PECS and Other Visual Communication Strategies in Autism, Second Edition

Foreword Review

A child literally bangs her head against a wall in frustration. She wants something, but can’t seem to tell anyone what it is. Her mother gently but firmly pulls her into her arms to protect her little girl as her heart aches. It’s not an unheard of scene in the autism community. And it’s one that strengthens anew a parent’s resolve to find a way to better communicate with their child who has autism.

In their book A Picture’s Worth, Dr. Andy Bondy and Lori Frost explain the Picture Exchange Communication System, which assists children with autism in sharing their thoughts and needs. Better communication promotes richer relationships for everyone, as well as greater safety and increased comfort for the child. Bondy and Frost offer parents (and teachers and therapists) realistic hope that better communication may be possible as well as practical advice for how to achieve that goal.

The authors detail the communication system they created, in which children use pictures to help them communicate. They share how and when to train a child in this system. They explain the training process, how to evaluate results, and how to gradually increase the richness of the communication. As they do so, they are hopeful, but clear and realistic about expectations for results. Along the way, they allow plenty of room for differences between children, celebrate even small successes, and encourage continued growth. And throughout, they share plenty of true-to-life stories that highlight the struggles and joys of working with children who have communication challenges.

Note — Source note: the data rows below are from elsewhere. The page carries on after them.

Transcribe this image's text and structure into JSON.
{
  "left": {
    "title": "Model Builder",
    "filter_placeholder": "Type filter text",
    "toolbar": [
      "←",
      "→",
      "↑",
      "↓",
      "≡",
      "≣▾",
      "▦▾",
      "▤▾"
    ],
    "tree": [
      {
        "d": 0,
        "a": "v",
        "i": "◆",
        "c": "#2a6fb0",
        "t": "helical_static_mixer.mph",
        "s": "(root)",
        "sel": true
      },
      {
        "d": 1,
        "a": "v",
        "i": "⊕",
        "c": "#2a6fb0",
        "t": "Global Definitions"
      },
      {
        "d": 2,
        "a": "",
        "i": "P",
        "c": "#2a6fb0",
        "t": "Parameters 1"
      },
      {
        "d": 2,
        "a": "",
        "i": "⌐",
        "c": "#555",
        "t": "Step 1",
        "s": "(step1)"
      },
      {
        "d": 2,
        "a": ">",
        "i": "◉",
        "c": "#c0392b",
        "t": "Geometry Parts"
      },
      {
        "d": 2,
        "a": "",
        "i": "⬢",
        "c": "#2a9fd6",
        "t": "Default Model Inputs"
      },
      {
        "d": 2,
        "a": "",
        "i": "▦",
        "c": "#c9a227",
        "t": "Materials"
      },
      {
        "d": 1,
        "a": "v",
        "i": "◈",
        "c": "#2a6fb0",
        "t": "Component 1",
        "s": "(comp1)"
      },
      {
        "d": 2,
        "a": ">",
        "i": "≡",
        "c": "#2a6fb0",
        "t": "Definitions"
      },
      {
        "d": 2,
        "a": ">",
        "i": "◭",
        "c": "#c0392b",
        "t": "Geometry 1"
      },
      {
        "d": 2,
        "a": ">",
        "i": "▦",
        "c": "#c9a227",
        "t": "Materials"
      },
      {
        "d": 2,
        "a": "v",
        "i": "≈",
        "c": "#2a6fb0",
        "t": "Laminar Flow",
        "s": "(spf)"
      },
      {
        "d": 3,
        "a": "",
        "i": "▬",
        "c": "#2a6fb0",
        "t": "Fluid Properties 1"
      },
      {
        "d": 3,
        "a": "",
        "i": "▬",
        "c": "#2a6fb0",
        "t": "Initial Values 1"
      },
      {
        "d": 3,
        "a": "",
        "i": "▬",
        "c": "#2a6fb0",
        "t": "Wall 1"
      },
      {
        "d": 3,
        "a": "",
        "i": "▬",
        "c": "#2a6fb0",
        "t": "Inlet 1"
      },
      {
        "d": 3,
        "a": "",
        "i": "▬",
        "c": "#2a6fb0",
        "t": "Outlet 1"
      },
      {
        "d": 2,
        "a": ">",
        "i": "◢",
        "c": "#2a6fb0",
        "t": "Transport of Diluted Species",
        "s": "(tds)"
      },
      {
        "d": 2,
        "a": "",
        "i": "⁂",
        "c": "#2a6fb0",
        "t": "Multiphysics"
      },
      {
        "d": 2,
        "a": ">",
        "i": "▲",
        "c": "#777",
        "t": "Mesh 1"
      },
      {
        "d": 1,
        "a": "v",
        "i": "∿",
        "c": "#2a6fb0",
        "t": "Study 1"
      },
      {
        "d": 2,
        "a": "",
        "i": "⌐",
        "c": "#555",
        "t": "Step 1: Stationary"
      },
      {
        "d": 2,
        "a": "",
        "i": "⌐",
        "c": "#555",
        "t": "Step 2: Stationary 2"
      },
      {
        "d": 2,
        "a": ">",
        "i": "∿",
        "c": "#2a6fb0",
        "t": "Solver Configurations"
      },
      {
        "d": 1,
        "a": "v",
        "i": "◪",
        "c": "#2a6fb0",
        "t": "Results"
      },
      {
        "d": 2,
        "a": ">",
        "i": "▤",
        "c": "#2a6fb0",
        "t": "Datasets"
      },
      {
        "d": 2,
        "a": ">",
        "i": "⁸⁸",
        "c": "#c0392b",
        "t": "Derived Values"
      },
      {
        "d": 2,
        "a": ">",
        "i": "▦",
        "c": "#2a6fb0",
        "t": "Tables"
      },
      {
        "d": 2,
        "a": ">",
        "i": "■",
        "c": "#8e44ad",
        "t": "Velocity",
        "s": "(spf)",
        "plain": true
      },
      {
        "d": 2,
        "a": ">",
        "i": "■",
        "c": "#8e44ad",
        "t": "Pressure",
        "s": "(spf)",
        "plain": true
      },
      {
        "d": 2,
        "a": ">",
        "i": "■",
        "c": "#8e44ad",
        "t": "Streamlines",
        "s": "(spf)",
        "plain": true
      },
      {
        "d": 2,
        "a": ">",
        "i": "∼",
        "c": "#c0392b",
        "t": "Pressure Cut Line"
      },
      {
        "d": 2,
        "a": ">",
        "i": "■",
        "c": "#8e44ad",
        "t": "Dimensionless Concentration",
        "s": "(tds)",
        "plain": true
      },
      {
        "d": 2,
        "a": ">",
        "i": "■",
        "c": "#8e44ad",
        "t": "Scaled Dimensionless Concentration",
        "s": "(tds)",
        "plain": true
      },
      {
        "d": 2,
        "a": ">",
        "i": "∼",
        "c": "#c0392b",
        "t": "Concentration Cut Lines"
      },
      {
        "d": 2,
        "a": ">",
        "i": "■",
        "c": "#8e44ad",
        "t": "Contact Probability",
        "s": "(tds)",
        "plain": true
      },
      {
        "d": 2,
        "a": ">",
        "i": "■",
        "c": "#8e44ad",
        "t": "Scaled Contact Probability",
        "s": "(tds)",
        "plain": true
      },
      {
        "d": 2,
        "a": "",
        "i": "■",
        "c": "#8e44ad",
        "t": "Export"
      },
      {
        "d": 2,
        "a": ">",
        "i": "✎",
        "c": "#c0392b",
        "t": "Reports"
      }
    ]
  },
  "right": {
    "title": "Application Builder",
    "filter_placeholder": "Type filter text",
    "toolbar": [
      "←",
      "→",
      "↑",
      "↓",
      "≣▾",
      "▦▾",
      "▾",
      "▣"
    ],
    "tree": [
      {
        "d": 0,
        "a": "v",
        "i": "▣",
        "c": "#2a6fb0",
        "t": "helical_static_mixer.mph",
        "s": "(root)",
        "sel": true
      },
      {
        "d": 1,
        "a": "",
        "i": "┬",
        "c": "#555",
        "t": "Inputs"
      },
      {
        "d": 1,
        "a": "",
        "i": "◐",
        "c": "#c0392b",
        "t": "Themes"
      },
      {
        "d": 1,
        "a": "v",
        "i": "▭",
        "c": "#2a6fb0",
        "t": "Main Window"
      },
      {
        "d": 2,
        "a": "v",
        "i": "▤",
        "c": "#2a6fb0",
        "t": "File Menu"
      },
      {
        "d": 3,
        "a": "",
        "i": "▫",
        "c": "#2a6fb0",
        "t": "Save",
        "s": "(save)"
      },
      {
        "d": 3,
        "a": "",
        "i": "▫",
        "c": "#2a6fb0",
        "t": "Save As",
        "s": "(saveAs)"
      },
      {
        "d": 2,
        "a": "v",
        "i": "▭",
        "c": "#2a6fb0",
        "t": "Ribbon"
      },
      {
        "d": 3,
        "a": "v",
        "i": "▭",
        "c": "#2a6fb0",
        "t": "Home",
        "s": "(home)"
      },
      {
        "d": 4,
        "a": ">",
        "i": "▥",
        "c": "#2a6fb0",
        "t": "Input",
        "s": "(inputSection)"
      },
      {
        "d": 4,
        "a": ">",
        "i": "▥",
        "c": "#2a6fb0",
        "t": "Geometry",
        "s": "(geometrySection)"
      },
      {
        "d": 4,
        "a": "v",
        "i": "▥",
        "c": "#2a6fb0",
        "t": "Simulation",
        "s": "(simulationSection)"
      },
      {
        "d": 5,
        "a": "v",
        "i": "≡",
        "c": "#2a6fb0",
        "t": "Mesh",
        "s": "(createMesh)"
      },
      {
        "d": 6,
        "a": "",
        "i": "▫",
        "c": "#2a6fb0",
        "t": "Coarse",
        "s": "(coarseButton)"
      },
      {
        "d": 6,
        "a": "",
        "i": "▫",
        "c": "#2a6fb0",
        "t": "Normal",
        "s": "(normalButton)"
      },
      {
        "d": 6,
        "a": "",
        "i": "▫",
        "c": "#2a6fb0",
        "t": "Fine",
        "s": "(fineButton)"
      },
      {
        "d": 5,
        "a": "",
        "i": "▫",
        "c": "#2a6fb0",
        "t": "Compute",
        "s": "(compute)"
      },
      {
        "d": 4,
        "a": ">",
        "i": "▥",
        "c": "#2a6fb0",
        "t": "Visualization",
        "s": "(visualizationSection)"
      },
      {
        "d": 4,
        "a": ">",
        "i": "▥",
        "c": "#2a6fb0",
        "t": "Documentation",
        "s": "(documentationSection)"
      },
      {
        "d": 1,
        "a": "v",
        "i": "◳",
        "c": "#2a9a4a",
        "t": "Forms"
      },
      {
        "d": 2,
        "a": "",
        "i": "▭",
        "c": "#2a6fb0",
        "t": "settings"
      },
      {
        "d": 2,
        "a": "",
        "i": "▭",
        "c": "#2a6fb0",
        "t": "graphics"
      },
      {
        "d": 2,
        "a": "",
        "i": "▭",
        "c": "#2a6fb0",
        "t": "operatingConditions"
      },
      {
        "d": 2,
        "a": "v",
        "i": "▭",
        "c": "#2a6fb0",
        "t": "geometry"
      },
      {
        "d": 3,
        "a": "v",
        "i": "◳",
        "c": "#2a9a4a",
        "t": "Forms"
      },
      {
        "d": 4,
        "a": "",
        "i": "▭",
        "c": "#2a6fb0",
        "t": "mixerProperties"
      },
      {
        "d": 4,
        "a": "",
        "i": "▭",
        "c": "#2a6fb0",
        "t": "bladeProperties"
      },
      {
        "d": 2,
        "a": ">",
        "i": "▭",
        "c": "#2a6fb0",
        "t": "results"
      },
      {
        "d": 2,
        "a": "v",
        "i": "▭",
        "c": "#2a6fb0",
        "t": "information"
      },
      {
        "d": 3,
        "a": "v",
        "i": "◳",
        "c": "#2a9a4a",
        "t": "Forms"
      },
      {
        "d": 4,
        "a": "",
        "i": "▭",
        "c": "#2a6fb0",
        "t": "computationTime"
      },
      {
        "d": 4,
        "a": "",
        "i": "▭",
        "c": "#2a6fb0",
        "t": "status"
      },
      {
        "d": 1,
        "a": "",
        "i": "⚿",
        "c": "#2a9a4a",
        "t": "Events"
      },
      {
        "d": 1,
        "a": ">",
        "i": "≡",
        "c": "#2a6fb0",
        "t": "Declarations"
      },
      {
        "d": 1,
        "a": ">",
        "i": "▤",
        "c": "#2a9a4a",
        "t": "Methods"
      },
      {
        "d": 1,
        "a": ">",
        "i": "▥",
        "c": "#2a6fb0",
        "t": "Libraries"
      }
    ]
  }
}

Bondy is a behavior analyst, while Frost is a speech language pathologist. Their various specialties merge seamlessly to provide a comprehensive understanding of the needs of children with autism. They’ve been working with such children and their families for years. Their sensitivity, expertise, and insights shine through on every page.

While the stories included draw the reader in, the book does sound a bit like a textbook at times. But that’s minimal and to be expected in a manual as instructional as this one. Generally, the authors provide solid, easy-to understand advice that anyone can follow. They are clear that every child is different and that no single strategy will work in every situation, or work to the same extent. Nevertheless, A Picture’s Worth offers a shining light for parents and teachers looking for a way to break through barriers and enrich relationships with their children.

Diane Gardner